Vaccination and good biosecurity is key to control BVD

Appropriate testing coupled with vaccination and good biosecuriy is crucial for the control of BVD. This is a taster of Farmers Weekly’s online BVD learning Academy, which provides farmers with advice on how to control the disease.

Establishing herd BVD status and putting steps in place to control disease or maintain BVD free status is crucial in preventing the potentially catastrophic effects of the disease on cattle health and reproduction.

See also: Information on what BVD is and how to control it 

Mike KERBYMike Kerby
Delaware Veterinary Group

Once exposure to disease is identified, cattle farmers should carry out a risk assessment with their vet and review biosecurity and vaccination policy.

A strategy should then be put in place to identify and cull persistently infected (PI) animals that shed BVD virus and are the main cause of BVD spread. An ongoing monitoring policy is then crucial whether you have a BVD vaccinated or non-vaccinated herd.

See also: Half of herds not tested for BVD in the past year

Testing strategies

Testing strategies are based on milk, blood or tissue sampling and are designed to establish herd exposure and then identify specific PI animals for culling.

Antibody tests are used to establish exposure to disease. The existence of BVD antibodies shows an animal or herd has been exposed to the BVD virus, but is now immune. BVD antibodies will also be present in vaccinated herds.

Different tests are used to identify BVD virus. Virus will be present in an animal that has recently been exposed to BVD and is in the process of mounting an immune response. Virus will also be present in PI animals that will always test antibody negative, but virus positive.

Establishing BVD status                 

Bulk milk antibody samples are the first port of call when establishing status in a non-BVD vaccinated dairy herd. In non-vaccinated beef herds, blood testing 5-10 youngstock of between 9-15 months old for BVD antibodies is the best way to establish status. If samples are antibody negative, it is highly unlikely there is active BVD in your herd.

See also: Signs of BVD in your herd

If samples are positive, there is evidence of exposure to BVD in your herd and it is possible you have a PI animal. Work with your vet to design an appropriate control strategy and review biosecurity. The most effective route will be to vaccinate all breeding stock and identify and cull PI animals.

The process of finding PIs involves strategic testing of adult cows and youngstock for virus.

Maintaining control

Once a beef or dairy herd has started to vaccinate and eliminate PIs, it’s important to test for BVD virus in newborn calves as everything born for the next nine to 10 months could be a PI animal.

In vaccinated herds it is imperative to monitor BVD by blood sampling a batch of non-vaccinated animals from nine months of age for antibody annually.  This will help identify if your farm vaccination protocols are working and if you need to test further to find PIs.

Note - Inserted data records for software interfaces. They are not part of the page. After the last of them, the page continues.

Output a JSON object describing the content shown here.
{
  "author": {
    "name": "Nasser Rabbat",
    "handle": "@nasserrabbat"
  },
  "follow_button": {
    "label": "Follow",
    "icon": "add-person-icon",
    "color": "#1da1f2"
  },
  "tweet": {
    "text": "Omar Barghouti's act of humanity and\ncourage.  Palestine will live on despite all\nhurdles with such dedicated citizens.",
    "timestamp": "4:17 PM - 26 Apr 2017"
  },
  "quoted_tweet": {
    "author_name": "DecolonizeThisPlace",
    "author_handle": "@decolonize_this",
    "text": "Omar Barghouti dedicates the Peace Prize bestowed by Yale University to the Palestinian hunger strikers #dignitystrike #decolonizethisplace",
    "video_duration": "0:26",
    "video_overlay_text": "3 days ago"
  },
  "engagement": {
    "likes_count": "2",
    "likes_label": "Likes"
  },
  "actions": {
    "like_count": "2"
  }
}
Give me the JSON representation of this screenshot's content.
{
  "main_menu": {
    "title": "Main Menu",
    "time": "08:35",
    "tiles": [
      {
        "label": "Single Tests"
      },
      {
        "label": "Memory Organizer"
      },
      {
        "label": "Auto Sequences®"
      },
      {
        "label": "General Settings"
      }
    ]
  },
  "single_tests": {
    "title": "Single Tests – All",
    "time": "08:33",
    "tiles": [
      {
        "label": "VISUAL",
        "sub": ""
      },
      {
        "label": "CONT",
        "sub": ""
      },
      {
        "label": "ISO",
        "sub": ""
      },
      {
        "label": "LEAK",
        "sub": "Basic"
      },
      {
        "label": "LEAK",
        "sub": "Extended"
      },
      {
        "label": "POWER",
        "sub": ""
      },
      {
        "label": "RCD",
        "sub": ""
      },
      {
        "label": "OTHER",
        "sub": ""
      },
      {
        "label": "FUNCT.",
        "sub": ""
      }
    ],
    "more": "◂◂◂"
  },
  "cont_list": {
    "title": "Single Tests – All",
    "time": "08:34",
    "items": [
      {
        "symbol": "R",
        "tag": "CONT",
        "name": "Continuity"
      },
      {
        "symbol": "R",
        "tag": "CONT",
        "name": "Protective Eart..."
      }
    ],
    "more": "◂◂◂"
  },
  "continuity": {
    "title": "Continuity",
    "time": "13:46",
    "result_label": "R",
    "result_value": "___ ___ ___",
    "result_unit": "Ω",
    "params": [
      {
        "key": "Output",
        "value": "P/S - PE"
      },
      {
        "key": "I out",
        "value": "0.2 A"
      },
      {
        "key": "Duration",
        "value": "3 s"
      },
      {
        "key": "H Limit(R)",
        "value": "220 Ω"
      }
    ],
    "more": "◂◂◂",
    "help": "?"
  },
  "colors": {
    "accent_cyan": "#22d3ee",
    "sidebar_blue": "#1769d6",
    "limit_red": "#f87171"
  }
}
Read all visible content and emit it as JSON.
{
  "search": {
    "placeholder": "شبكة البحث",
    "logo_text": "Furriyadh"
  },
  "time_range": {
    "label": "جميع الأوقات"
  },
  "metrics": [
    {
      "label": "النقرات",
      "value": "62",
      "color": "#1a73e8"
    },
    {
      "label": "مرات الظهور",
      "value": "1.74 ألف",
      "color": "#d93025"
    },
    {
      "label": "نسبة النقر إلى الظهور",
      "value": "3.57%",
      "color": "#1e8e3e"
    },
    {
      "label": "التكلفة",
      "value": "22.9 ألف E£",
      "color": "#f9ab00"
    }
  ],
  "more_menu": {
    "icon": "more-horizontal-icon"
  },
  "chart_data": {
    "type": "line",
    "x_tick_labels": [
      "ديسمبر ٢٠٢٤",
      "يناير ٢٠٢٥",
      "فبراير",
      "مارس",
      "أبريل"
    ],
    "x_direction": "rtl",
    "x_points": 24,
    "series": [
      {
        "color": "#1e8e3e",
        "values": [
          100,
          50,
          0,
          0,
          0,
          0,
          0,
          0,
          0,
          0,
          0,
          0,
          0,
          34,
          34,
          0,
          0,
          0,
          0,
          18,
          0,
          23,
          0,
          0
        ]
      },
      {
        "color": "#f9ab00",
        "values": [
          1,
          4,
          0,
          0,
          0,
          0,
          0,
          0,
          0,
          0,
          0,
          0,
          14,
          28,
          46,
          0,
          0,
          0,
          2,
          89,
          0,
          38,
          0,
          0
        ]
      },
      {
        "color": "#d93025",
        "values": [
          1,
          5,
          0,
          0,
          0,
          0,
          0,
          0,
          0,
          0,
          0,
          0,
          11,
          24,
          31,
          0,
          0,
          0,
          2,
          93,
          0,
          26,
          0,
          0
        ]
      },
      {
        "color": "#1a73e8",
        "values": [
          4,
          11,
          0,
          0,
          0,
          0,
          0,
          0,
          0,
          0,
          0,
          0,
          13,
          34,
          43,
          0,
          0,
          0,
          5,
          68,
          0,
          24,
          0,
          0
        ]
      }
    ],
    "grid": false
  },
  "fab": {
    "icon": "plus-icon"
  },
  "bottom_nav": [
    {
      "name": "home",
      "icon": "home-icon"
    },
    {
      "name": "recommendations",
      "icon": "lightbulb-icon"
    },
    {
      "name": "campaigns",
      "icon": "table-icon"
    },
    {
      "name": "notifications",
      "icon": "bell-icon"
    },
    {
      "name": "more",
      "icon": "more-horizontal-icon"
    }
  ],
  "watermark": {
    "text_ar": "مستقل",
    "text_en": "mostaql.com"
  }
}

Biosecurity is also crucial in maintaining BVD-free status or controlling BVD. This should involve avoiding contact with neighbour’s animals, testing of cows and bulls for virus before and immediately after purchase, strict quarantine and vaccination.

Bull semen should also be tested for BVD virus. When buying in-calf animals, ensure the calf is also tested for virus as soon as it’s born to see if it’s a PI.